# [ASSIGNMENT]
Exact reproduction of every entry is required.

# [WORKING DATA]
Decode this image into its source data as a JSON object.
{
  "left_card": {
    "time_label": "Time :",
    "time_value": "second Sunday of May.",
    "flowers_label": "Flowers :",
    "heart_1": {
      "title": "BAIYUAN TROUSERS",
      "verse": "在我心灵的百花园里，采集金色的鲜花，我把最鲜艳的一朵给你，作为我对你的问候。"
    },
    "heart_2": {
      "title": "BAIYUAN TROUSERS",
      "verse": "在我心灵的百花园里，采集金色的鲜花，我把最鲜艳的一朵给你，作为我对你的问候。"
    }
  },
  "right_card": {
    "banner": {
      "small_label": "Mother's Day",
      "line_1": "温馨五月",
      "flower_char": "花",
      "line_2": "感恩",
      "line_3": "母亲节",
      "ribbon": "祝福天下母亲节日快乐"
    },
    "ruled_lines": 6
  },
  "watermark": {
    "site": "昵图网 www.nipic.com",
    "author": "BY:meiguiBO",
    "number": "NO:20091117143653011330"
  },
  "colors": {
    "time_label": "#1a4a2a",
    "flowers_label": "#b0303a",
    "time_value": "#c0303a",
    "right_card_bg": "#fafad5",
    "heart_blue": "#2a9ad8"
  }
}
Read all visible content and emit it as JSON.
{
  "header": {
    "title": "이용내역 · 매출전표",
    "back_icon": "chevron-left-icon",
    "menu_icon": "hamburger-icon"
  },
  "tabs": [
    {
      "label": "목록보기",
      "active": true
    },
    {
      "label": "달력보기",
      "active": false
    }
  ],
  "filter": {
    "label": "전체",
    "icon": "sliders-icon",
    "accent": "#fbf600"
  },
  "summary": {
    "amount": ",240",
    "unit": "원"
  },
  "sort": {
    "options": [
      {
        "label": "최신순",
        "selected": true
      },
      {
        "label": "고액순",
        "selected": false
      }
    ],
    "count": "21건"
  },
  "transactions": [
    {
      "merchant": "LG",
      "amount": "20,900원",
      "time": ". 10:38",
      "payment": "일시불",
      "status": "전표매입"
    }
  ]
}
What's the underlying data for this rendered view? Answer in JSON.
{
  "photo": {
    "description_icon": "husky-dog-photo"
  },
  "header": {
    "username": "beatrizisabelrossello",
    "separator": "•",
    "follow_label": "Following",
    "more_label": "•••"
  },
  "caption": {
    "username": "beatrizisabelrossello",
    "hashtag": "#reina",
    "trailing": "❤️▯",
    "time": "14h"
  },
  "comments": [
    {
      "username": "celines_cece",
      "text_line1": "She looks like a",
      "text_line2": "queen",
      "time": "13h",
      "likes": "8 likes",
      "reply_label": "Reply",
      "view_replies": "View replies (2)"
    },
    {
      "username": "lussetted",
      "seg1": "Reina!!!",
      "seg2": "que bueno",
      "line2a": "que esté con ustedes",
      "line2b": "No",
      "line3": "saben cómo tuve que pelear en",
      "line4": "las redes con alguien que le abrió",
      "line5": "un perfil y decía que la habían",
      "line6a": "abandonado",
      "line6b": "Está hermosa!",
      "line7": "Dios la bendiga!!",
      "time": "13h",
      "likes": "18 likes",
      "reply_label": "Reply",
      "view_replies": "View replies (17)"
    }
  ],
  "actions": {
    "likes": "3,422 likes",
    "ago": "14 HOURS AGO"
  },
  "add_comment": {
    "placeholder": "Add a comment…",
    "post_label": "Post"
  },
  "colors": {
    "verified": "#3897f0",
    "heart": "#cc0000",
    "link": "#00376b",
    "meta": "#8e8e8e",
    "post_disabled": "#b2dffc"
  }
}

# [RESPONSE]
Decode this image into its source data as a JSON object.
{
  "left_card": {
    "time_label": "Time :",
    "time_value": "second Sunday of May.",
    "flowers_label": "Flowers :",
    "heart_1": {
      "title": "BAIYUAN TROUSERS",
      "verse": "在我心灵的百花园里，采集金色的鲜花，我把最鲜艳的一朵给你，作为我对你的问候。"
    },
    "heart_2": {
      "title": "BAIYUAN TROUSERS",
      "verse": "在我心灵的百花园里，采集金色的鲜花，我把最鲜艳的一朵给你，作为我对你的问候。"
    }
  },
  "right_card": {
    "banner": {
      "small_label": "Mother's Day",
      "line_1": "温馨五月",
      "flower_char": "花",
      "line_2": "感恩",
      "line_3": "母亲节",
      "ribbon": "祝福天下母亲节日快乐"
    },
    "ruled_lines": 6
  },
  "watermark": {
    "site": "昵图网 www.nipic.com",
    "author": "BY:meiguiBO",
    "number": "NO:20091117143653011330"
  },
  "colors": {
    "time_label": "#1a4a2a",
    "flowers_label": "#b0303a",
    "time_value": "#c0303a",
    "right_card_bg": "#fafad5",
    "heart_blue": "#2a9ad8"
  }
}
Read all visible content and emit it as JSON.
{
  "header": {
    "title": "이용내역 · 매출전표",
    "back_icon": "chevron-left-icon",
    "menu_icon": "hamburger-icon"
  },
  "tabs": [
    {
      "label": "목록보기",
      "active": true
    },
    {
      "label": "달력보기",
      "active": false
    }
  ],
  "filter": {
    "label": "전체",
    "icon": "sliders-icon",
    "accent": "#fbf600"
  },
  "summary": {
    "amount": ",240",
    "unit": "원"
  },
  "sort": {
    "options": [
      {
        "label": "최신순",
        "selected": true
      },
      {
        "label": "고액순",
        "selected": false
      }
    ],
    "count": "21건"
  },
  "transactions": [
    {
      "merchant": "LG",
      "amount": "20,900원",
      "time": ". 10:38",
      "payment": "일시불",
      "status": "전표매입"
    }
  ]
}
What's the underlying data for this rendered view? Answer in JSON.
{
  "photo": {
    "description_icon": "husky-dog-photo"
  },
  "header": {
    "username": "beatrizisabelrossello",
    "separator": "•",
    "follow_label": "Following",
    "more_label": "•••"
  },
  "caption": {
    "username": "beatrizisabelrossello",
    "hashtag": "#reina",
    "trailing": "❤️▯",
    "time": "14h"
  },
  "comments": [
    {
      "username": "celines_cece",
      "text_line1": "She looks like a",
      "text_line2": "queen",
      "time": "13h",
      "likes": "8 likes",
      "reply_label": "Reply",
      "view_replies": "View replies (2)"
    },
    {
      "username": "lussetted",
      "seg1": "Reina!!!",
      "seg2": "que bueno",
      "line2a": "que esté con ustedes",
      "line2b": "No",
      "line3": "saben cómo tuve que pelear en",
      "line4": "las redes con alguien que le abrió",
      "line5": "un perfil y decía que la habían",
      "line6a": "abandonado",
      "line6b": "Está hermosa!",
      "line7": "Dios la bendiga!!",
      "time": "13h",
      "likes": "18 likes",
      "reply_label": "Reply",
      "view_replies": "View replies (17)"
    }
  ],
  "actions": {
    "likes": "3,422 likes",
    "ago": "14 HOURS AGO"
  },
  "add_comment": {
    "placeholder": "Add a comment…",
    "post_label": "Post"
  },
  "colors": {
    "verified": "#3897f0",
    "heart": "#cc0000",
    "link": "#00376b",
    "meta": "#8e8e8e",
    "post_disabled": "#b2dffc"
  }
}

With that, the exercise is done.